BATU, Indonesia. Photo by Jes Aznar

Tuesday, November 13, 2012

Philippines Must Tackle Its Human Trafficking Shame

My latest blog in The New Internationalist:

I will never forget the expression on the face of the victim’s mother. It is one of anger and ripping pain, the kind that lingers a lifetime.

It was many years ago and I was a rookie reporter assigned to cover the police beat, where horrific stories of crime and poverty hit will punch even the coldest of hearts.

One late afternoon, police officers presented to us police reporters a group of human traffickers engaged in the sex trade.

The police rescued some of their victims in a midnight raid in a sex den, somewhere in the northern part of the Philippines. There they were, four young, thin and frail-looking girls probably 14 or 15 years of age, whom the traffickers sold to foreigners like candies.

That was more than seven years ago and is just one of the many cases of human trafficking recorded in the Philippines.

Now, many years later, the problem still exists and has remained alarming, according a visiting United Nations expert on human trafficking.

Joy Ngozi Ezeilo, UN Special Rapporteur on trafficking in persons, called on Philippine President Benigno Aquino III to exert more pressure to combat the problem.

Through the years, I have personally observed as a journalist covering the Philippines that human trafficking continues to exist because of the connivance between immigration officials and port authorities on the one hand and the traffickers on the other.

Ezeilo, as quoted in an article by Xinhua, told reporters in a press conference last week that the Philippines ‘remains a source country’ of human trafficking and that the problem has not declined.

In the same article, the UN expert particularly noted the low rate of convictions of human traffickers and slow-paced court trials.

One way to address the problem is for the government to establish a specialized court to fast-track the trial of trafficking cases.

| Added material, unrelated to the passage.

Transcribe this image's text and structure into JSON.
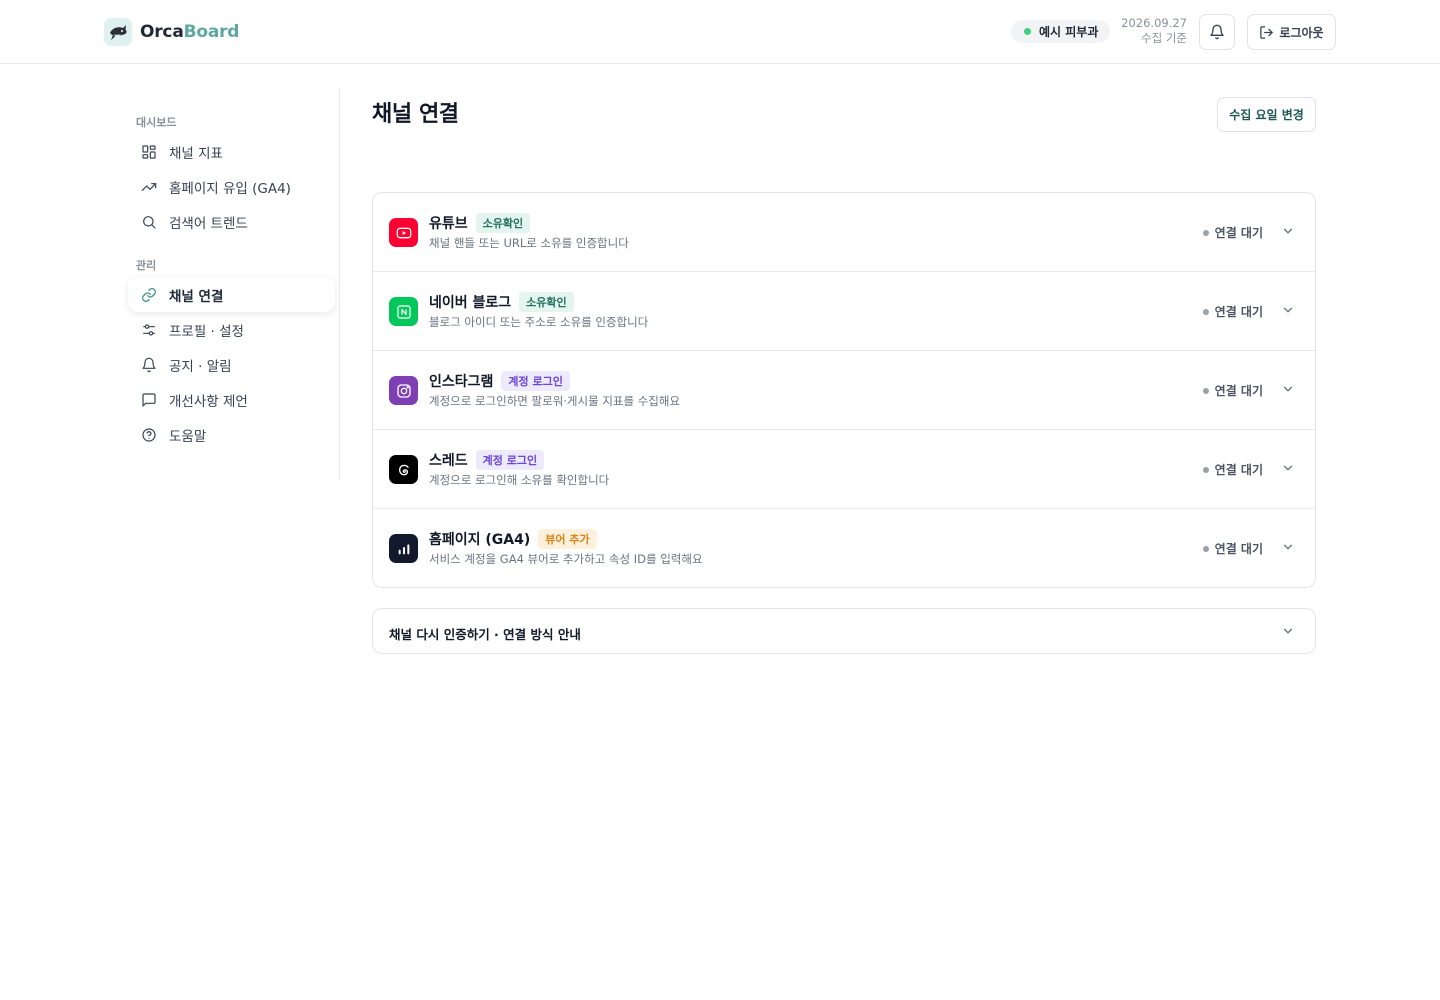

‘I urge the government to continue to show leadership and mobilize adequate resources to combat trafficking in persons, protect and assist victims, while increasing opportunities for legal, gainful and non-exploitative labour migration,’ Ezeilo said.

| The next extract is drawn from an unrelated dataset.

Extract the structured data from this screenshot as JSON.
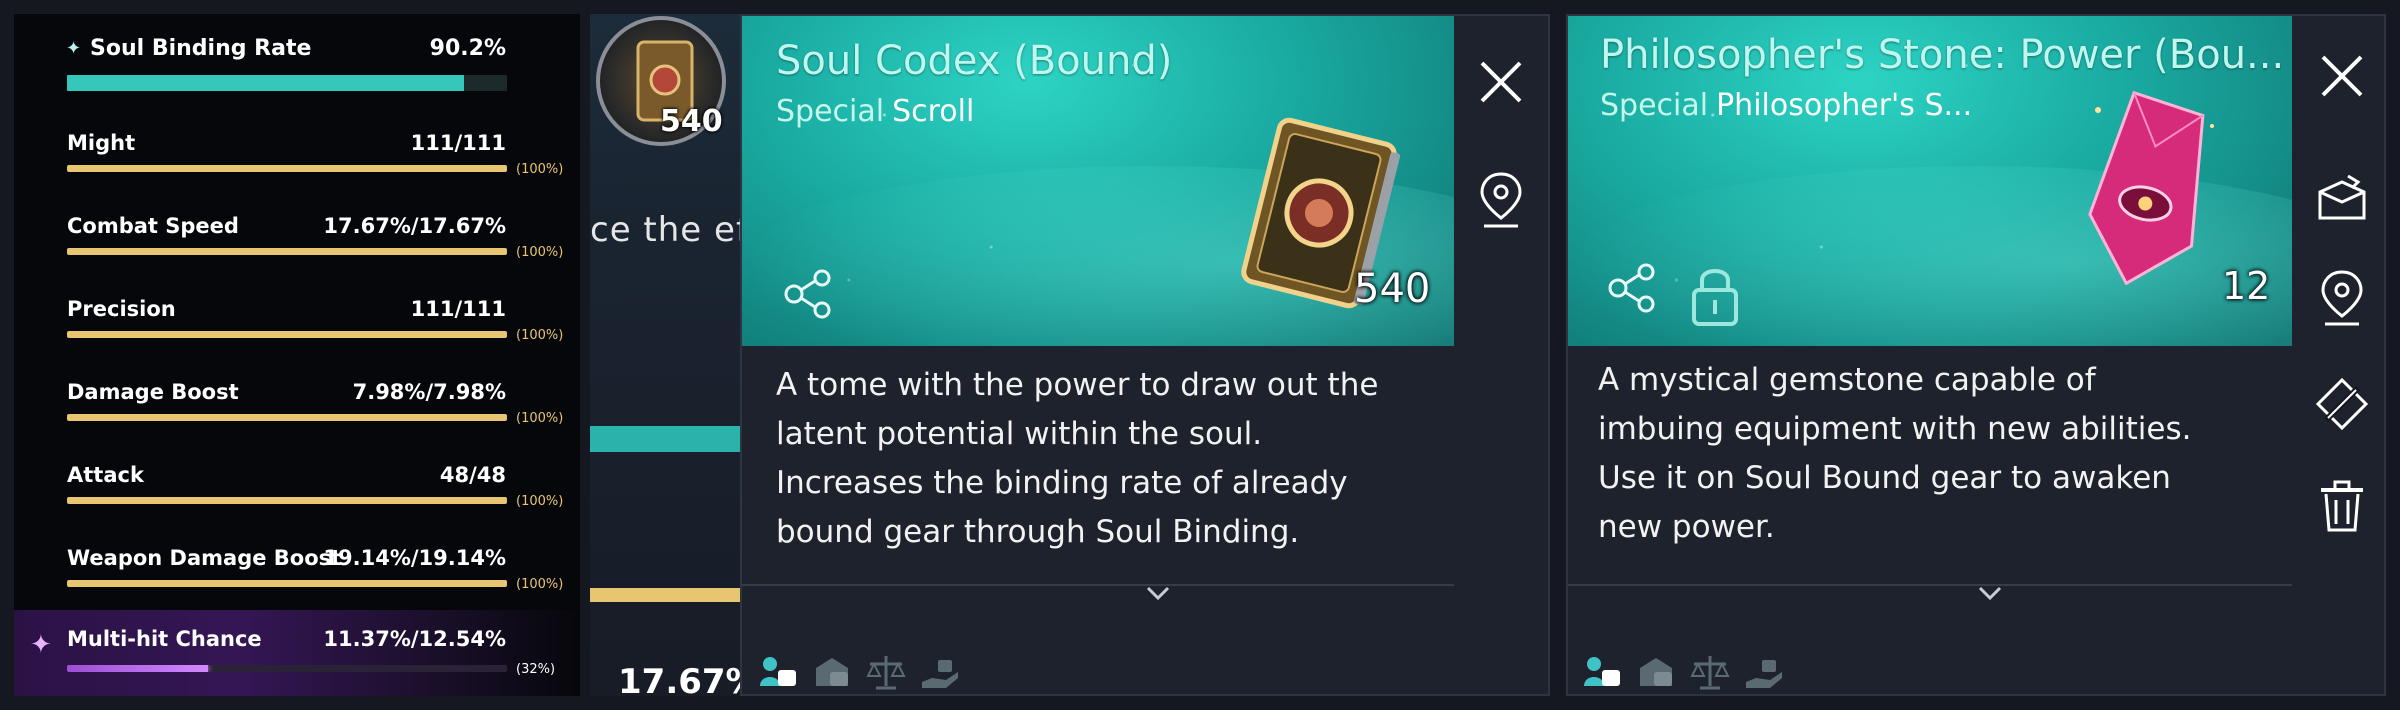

This was not the first time that government attention has been called on the serious problem of human trafficking in the Philippines.

In 2011, the US Trafficking in Persons Report on the Philippines noted that the Philippines is a source country for men, women and children who are subjected to sex trafficking and forced labour.

‘A significant number of Filipino men and women who migrate abroad for work are subjected to conditions of involuntary servitude worldwide. Men, women and children are subjected to conditions of forced labour in factories, at construction sites, on fishing vessels, on agricultural plantations, and as domestic workers in Asia and increasingly throughout the Middle East. A significant number of women in domestic servitude abroad also face rape and violent physical and sexual abuse,’ according to the report, as published by

The first ever conviction of a labour trafficker offender was recorded only last year, the report noted.

‘During the reporting period, the government convicted 25 trafficking offenders in 19 cases – compared with nine traffickers convicted in six cases during the previous year – including the conviction in February 2011 of a labour trafficker who sold two women into domestic servitude in Malaysia, where they were enslaved for nine months without pay,’ the US report said.

Despite these numbers, hundreds of Filipino victims continue to be trafficked each day, no thanks to rampant corruption in government and an inefficient judicial system.

I fervently hope that our government will address the problem in the same way that it trumpets its economic gains. Human trafficking is just one of many real problems that are affecting the people of this country.

It is my dream that no man, woman or child will fall victim to human trafficking, be trapped in dingy brothels or locked up in an abusive employer’s home as domestic helpers. In a just world, there is no place for such a heinous crime.